In 1945 J. J. Richards moved to Long Beach, California, and took over the duties vacated by the late Herbert L. Clarke as conductor of the famous Long Beach Municipal Band. After five years in that position, Richards retired from that band at the age of 72. However, he didn’t stay retired except in the fall and winter which he was to spend in California. Each spring he returned to Mount Morris, Ill. to start practice as bandmaster of the Kable Brothers Concert Band which gave band concerts all summer long.
In 1956 at the age of 77, J. J. Richards departed from this world at Long Beach.
In 1981 J. J. Richards was elected to the Windjammer Hall of Fame, an honor that he justly deserved.
The first publication of J. J. Richards’ music was by Richards himself. During the Spanish-American War when he was bandmaster for the Norton & Jones Circus, Johnny Richards composed a patriotic march entitled “Salute to Uncle Sam” which he published for piano only in 1899.
His band compositions were divided into two distinct groups. First there was his circus music which was published by Barnhouse, Fillmore and Willis between 1909 and 1935. After he left the circus at the end of 1918, Richards began to compose music that appealed to· midwestern town bands and to school bands. In other words, Richards changed his style of composition for his second group that was published by Barnhouse, Fillmore and Willis, plus the Jenkins Music Company of Kansas City between 1920 and the early ’50s.
Two marches of Richards’ carry titles related to his native Wales. “Port Conway” relates to the town on the north coast of Wales near the mouth of the River Conway, the location of the famous Conway Castle. The other march is entitled “Cwmavon” which is the town where Richards was born. Unfortunately, there are two towns or villages by that name in southeastern Wales, neither far from Cardiff, being barely 40 miles apart and in adjacent counties. There is Cwmavon (County Monmouth) and Cwmavon (County Glamorgan), but Richards didn’t identify which in his title and there are many others, as well as other mines in both areas.

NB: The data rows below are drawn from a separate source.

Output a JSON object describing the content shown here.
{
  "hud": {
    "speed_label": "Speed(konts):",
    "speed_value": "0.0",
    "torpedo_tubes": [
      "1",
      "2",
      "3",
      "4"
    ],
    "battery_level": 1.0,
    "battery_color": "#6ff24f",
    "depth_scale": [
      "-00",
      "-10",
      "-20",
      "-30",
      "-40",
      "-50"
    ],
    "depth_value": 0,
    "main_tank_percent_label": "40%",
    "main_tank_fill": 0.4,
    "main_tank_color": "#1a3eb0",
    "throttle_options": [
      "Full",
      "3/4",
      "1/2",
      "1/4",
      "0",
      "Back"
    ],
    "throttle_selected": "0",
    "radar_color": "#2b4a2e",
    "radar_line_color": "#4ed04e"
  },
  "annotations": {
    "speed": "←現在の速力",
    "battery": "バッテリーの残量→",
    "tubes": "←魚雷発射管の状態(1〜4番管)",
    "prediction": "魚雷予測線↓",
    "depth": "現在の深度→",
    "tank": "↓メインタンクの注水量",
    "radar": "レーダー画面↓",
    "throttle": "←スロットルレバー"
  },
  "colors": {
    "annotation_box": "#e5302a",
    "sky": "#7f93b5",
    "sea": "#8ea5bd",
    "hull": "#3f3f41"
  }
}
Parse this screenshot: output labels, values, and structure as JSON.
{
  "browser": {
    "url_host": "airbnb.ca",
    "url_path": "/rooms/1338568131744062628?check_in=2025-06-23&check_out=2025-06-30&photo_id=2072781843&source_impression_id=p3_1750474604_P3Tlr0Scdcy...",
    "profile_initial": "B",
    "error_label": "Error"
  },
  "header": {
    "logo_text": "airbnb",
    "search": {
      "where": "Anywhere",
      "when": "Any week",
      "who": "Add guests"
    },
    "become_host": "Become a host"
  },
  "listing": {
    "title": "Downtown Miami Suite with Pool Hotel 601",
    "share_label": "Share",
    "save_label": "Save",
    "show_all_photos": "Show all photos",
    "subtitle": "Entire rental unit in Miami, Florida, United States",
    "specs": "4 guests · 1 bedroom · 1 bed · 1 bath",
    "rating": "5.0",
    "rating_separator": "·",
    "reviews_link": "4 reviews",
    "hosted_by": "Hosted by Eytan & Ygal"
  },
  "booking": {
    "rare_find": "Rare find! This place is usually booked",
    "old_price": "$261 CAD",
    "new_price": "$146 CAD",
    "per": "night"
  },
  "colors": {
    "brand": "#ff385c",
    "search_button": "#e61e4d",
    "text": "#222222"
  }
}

Popular marches of the later group by Richards include the following published by Barnhouse: “Great Plains” and “Waltonian” in 1928, “Pride of Missouri” in 1929, “Homecoming” in 1931, “Midwest” in 1932, “The Westerner” in 1934, “Shield of Liberty” in 1939, “Carry On to Victory” in 1942, “American Ranger” in 1944, “West of the Rockies” in 1946, and “Golden Bear” in 1948. There were two concert marches of note: “Emblem of Unity” of 1941 which was his most popular composition of later years, and “Crusade for Freedom” of 1951, both by Barnhouse. Then there was an overture of note entitled “Triumph of Alexander” that came out in 1936, and another in 1938 called “Charlemagne.” Finally back in 1933 a difficult cornet solo, “Sunbeam Caprice,” also from Barnhouse.
For school bands Richards composed the music for three march-size band folios: “Academy Band Book” by the Jenkins Music Company of Kansas City in 1934, and “Sweet Sixteen March Folio” Volume I and Volume II, both by Barnhouse. Also a single novelty march, “Susanna” in 1936.
J. J. Richards arranged considerable music for the C. L. Barnhouse Co. Most notable were “March of Time,” a march melody for the 50th Barnhouse Anniversary in 1936 and “March of Time No. 2” for the 55th anniversary in 1941.
J. J. Richards certainly earned the title, “All-American Bandmaster and Composer.”